Excerpts from an interface dataset:
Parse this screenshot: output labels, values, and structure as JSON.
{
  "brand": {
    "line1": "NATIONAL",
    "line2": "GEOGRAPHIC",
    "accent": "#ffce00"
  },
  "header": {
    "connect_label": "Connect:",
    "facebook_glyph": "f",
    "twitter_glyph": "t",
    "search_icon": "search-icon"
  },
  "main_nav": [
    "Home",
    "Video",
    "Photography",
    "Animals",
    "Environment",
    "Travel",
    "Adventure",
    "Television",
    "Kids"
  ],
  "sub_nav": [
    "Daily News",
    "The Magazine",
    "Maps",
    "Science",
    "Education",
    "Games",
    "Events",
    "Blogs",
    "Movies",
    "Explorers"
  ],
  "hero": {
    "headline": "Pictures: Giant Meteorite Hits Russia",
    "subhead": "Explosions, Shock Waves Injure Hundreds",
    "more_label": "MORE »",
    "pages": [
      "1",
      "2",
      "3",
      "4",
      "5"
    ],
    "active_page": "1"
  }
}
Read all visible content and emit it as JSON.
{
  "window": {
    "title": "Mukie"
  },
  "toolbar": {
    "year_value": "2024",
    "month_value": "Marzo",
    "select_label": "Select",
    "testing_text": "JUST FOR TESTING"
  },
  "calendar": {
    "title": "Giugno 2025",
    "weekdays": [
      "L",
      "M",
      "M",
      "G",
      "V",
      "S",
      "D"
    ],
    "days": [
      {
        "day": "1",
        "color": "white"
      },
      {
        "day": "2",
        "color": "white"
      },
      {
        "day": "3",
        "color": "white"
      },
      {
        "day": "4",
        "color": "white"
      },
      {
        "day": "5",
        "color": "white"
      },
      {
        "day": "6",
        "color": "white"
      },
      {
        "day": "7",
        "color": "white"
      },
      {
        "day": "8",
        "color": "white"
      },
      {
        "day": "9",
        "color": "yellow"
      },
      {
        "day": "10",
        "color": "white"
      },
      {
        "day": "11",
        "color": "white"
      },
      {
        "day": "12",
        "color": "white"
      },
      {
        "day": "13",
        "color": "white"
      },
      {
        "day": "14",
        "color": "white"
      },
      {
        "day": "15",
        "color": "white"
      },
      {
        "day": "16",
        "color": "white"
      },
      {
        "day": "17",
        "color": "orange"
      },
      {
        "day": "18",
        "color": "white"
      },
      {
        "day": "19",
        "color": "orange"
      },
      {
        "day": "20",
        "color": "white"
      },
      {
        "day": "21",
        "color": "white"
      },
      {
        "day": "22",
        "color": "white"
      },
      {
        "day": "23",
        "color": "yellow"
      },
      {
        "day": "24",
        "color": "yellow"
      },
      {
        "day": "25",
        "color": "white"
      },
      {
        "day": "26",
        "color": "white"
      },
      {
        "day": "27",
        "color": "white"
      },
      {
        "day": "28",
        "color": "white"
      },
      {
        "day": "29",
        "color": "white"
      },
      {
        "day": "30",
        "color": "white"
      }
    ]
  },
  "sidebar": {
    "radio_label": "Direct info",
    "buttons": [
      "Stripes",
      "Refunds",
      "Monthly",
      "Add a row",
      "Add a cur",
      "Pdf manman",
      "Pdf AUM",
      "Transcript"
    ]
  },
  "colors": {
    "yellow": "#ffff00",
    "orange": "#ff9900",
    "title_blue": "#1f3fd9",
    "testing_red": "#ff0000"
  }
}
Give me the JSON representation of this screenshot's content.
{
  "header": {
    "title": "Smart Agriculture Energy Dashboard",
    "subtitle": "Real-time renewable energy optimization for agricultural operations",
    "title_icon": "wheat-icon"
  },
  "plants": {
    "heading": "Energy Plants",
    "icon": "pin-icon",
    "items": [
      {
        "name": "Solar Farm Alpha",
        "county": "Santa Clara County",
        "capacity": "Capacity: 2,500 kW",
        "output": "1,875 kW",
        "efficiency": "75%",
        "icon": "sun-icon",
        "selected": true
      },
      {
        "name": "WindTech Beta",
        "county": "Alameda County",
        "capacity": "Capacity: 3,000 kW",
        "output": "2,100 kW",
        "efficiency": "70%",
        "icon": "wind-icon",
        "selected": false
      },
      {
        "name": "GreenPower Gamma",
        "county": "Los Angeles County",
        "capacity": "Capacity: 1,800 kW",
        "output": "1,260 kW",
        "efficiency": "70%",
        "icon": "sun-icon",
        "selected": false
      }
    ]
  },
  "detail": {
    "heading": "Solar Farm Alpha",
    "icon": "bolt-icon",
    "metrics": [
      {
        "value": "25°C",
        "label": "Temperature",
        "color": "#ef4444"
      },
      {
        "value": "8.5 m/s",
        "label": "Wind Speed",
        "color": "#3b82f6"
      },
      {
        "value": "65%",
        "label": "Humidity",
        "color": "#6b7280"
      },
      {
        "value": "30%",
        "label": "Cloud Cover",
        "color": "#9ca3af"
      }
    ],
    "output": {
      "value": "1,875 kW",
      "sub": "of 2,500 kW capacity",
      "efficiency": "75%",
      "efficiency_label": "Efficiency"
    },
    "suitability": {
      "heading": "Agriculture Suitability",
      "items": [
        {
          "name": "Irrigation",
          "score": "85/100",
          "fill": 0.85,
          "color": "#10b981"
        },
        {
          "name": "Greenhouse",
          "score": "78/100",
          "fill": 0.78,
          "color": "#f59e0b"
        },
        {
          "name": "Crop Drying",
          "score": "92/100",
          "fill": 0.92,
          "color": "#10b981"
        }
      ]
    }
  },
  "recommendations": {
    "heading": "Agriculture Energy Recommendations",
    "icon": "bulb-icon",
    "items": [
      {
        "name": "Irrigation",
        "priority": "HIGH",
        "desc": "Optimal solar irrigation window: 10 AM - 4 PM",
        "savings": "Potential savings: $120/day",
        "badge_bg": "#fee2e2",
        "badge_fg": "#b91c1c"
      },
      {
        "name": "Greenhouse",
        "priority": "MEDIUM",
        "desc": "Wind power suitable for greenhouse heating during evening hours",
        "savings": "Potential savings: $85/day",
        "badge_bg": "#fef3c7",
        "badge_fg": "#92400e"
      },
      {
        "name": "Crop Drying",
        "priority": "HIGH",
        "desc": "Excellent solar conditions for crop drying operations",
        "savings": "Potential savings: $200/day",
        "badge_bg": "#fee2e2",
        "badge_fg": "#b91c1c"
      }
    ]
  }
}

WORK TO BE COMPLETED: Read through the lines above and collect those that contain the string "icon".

EXPECTED OUTPUT:
    "search_icon": "search-icon"
    "title_icon": "wheat-icon"
    "icon": "pin-icon",
        "icon": "sun-icon",
        "icon": "wind-icon",
        "icon": "sun-icon",
    "icon": "bolt-icon",
    "icon": "bulb-icon",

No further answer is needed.